_Instructions for the task_
Return all entries precisely as they stand, without the images.

[Available data — start]

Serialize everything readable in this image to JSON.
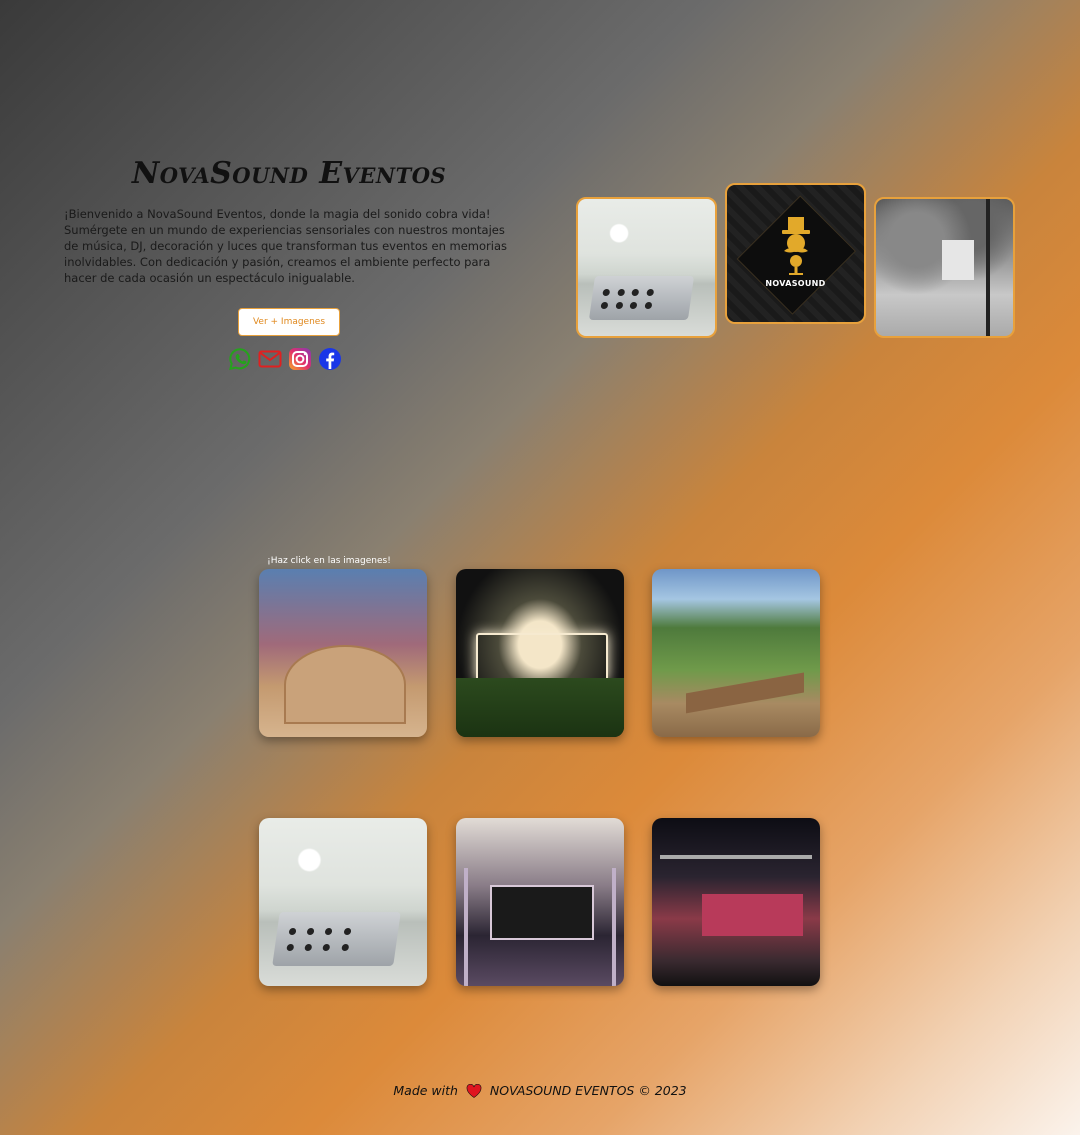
{
  "hero": {
    "title": "NovaSound Eventos",
    "description": "¡Bienvenido a NovaSound Eventos, donde la magia del sonido cobra vida! Sumérgete en un mundo de experiencias sensoriales con nuestros montajes de música, DJ, decoración y luces que transforman tus eventos en memorias inolvidables. Con dedicación y pasión, creamos el ambiente perfecto para hacer de cada ocasión un espectáculo inigualable.",
    "more_button": "Ver + Imagenes",
    "logo_text": "NOVASOUND"
  },
  "social": [
    {
      "icon": "whatsapp-icon",
      "color": "#25a31c"
    },
    {
      "icon": "mail-icon",
      "color": "#e02020"
    },
    {
      "icon": "instagram-icon",
      "color": "#d6249f"
    },
    {
      "icon": "facebook-icon",
      "color": "#1a36e8"
    }
  ],
  "gallery": {
    "hint": "¡Haz click en las imagenes!"
  },
  "footer": {
    "made_with": "Made with",
    "brand": "NOVASOUND EVENTOS © 2023"
  },
  "colors": {
    "accent": "#e8a13c",
    "logo_gold": "#e2a92a"
  }
}
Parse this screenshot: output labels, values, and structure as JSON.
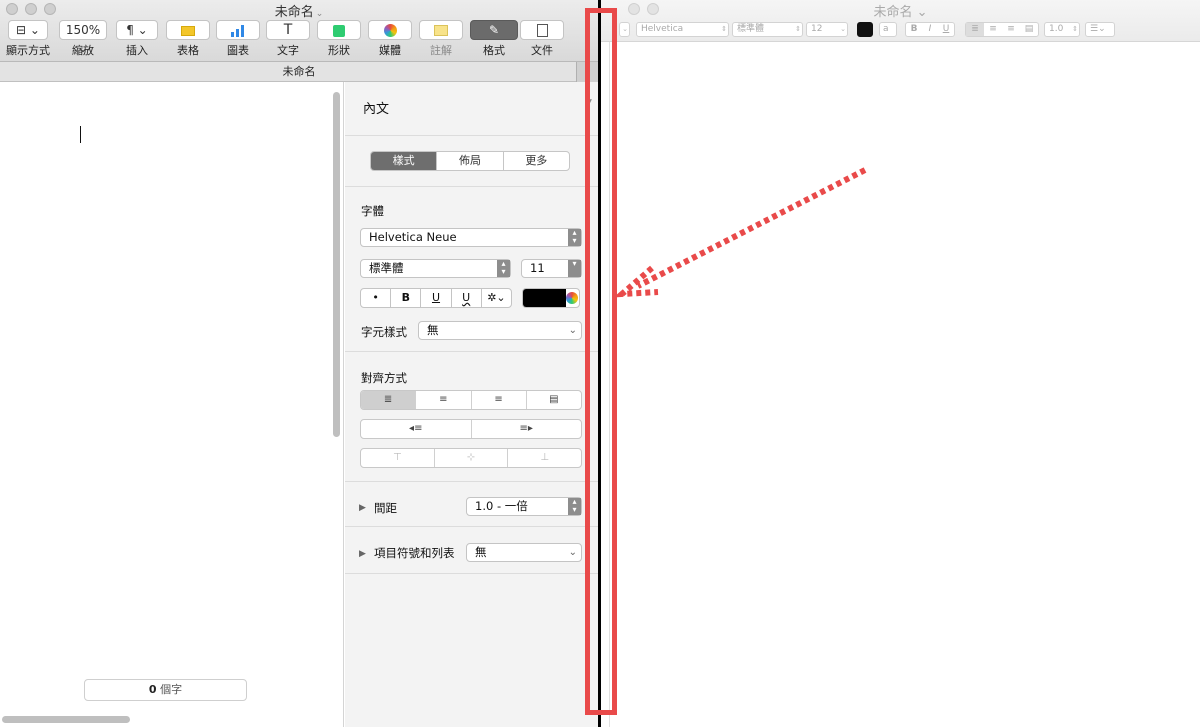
{
  "left_window": {
    "title": "未命名",
    "toolbar": [
      {
        "label": "顯示方式",
        "icon": "view-icon",
        "button": "⊟ ⌄"
      },
      {
        "label": "縮放",
        "icon": "zoom-icon",
        "button": "150% ⌄"
      },
      {
        "label": "插入",
        "icon": "paragraph-icon",
        "button": "¶ ⌄"
      },
      {
        "label": "表格",
        "icon": "table-icon"
      },
      {
        "label": "圖表",
        "icon": "chart-icon"
      },
      {
        "label": "文字",
        "icon": "text-icon",
        "button": "T"
      },
      {
        "label": "形狀",
        "icon": "shape-icon"
      },
      {
        "label": "媒體",
        "icon": "media-icon"
      },
      {
        "label": "註解",
        "icon": "comment-icon"
      },
      {
        "label": "格式",
        "icon": "format-brush-icon"
      },
      {
        "label": "文件",
        "icon": "document-icon"
      }
    ],
    "doc_bar_title": "未命名",
    "word_count": {
      "number": "0",
      "unit": "個字"
    }
  },
  "inspector": {
    "title": "內文",
    "tabs": [
      "樣式",
      "佈局",
      "更多"
    ],
    "active_tab": "樣式",
    "font_section_label": "字體",
    "font_family": "Helvetica Neue",
    "font_style": "標準體",
    "font_size": "11",
    "format_buttons": [
      "•",
      "B",
      "U",
      "U",
      "✲⌄"
    ],
    "text_color": "#000000",
    "char_style_label": "字元樣式",
    "char_style_value": "無",
    "alignment_label": "對齊方式",
    "align_buttons": [
      "≣",
      "≡",
      "≡",
      "▤"
    ],
    "indent_buttons": [
      "◂≡",
      "≡▸"
    ],
    "vertical_buttons": [
      "⊤",
      "⊹",
      "⊥"
    ],
    "spacing_label": "間距",
    "spacing_value": "1.0 - 一倍",
    "bullets_label": "項目符號和列表",
    "bullets_value": "無"
  },
  "right_window": {
    "title": "未命名",
    "font_family": "Helvetica",
    "font_style": "標準體",
    "font_size": "12",
    "format_buttons": [
      "B",
      "I",
      "U"
    ],
    "line_spacing": "1.0",
    "list_button": "☰⌄"
  },
  "annotation": {
    "highlight_color": "#e94a4a"
  }
}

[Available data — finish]

_Exercise answer_
Serialize everything readable in this image to JSON.
{
  "hero": {
    "title": "NovaSound Eventos",
    "description": "¡Bienvenido a NovaSound Eventos, donde la magia del sonido cobra vida! Sumérgete en un mundo de experiencias sensoriales con nuestros montajes de música, DJ, decoración y luces que transforman tus eventos en memorias inolvidables. Con dedicación y pasión, creamos el ambiente perfecto para hacer de cada ocasión un espectáculo inigualable.",
    "more_button": "Ver + Imagenes",
    "logo_text": "NOVASOUND"
  },
  "social": [
    {
      "icon": "whatsapp-icon",
      "color": "#25a31c"
    },
    {
      "icon": "mail-icon",
      "color": "#e02020"
    },
    {
      "icon": "instagram-icon",
      "color": "#d6249f"
    },
    {
      "icon": "facebook-icon",
      "color": "#1a36e8"
    }
  ],
  "gallery": {
    "hint": "¡Haz click en las imagenes!"
  },
  "footer": {
    "made_with": "Made with",
    "brand": "NOVASOUND EVENTOS © 2023"
  },
  "colors": {
    "accent": "#e8a13c",
    "logo_gold": "#e2a92a"
  }
}
Parse this screenshot: output labels, values, and structure as JSON.
{
  "left_window": {
    "title": "未命名",
    "toolbar": [
      {
        "label": "顯示方式",
        "icon": "view-icon",
        "button": "⊟ ⌄"
      },
      {
        "label": "縮放",
        "icon": "zoom-icon",
        "button": "150% ⌄"
      },
      {
        "label": "插入",
        "icon": "paragraph-icon",
        "button": "¶ ⌄"
      },
      {
        "label": "表格",
        "icon": "table-icon"
      },
      {
        "label": "圖表",
        "icon": "chart-icon"
      },
      {
        "label": "文字",
        "icon": "text-icon",
        "button": "T"
      },
      {
        "label": "形狀",
        "icon": "shape-icon"
      },
      {
        "label": "媒體",
        "icon": "media-icon"
      },
      {
        "label": "註解",
        "icon": "comment-icon"
      },
      {
        "label": "格式",
        "icon": "format-brush-icon"
      },
      {
        "label": "文件",
        "icon": "document-icon"
      }
    ],
    "doc_bar_title": "未命名",
    "word_count": {
      "number": "0",
      "unit": "個字"
    }
  },
  "inspector": {
    "title": "內文",
    "tabs": [
      "樣式",
      "佈局",
      "更多"
    ],
    "active_tab": "樣式",
    "font_section_label": "字體",
    "font_family": "Helvetica Neue",
    "font_style": "標準體",
    "font_size": "11",
    "format_buttons": [
      "•",
      "B",
      "U",
      "U",
      "✲⌄"
    ],
    "text_color": "#000000",
    "char_style_label": "字元樣式",
    "char_style_value": "無",
    "alignment_label": "對齊方式",
    "align_buttons": [
      "≣",
      "≡",
      "≡",
      "▤"
    ],
    "indent_buttons": [
      "◂≡",
      "≡▸"
    ],
    "vertical_buttons": [
      "⊤",
      "⊹",
      "⊥"
    ],
    "spacing_label": "間距",
    "spacing_value": "1.0 - 一倍",
    "bullets_label": "項目符號和列表",
    "bullets_value": "無"
  },
  "right_window": {
    "title": "未命名",
    "font_family": "Helvetica",
    "font_style": "標準體",
    "font_size": "12",
    "format_buttons": [
      "B",
      "I",
      "U"
    ],
    "line_spacing": "1.0",
    "list_button": "☰⌄"
  },
  "annotation": {
    "highlight_color": "#e94a4a"
  }
}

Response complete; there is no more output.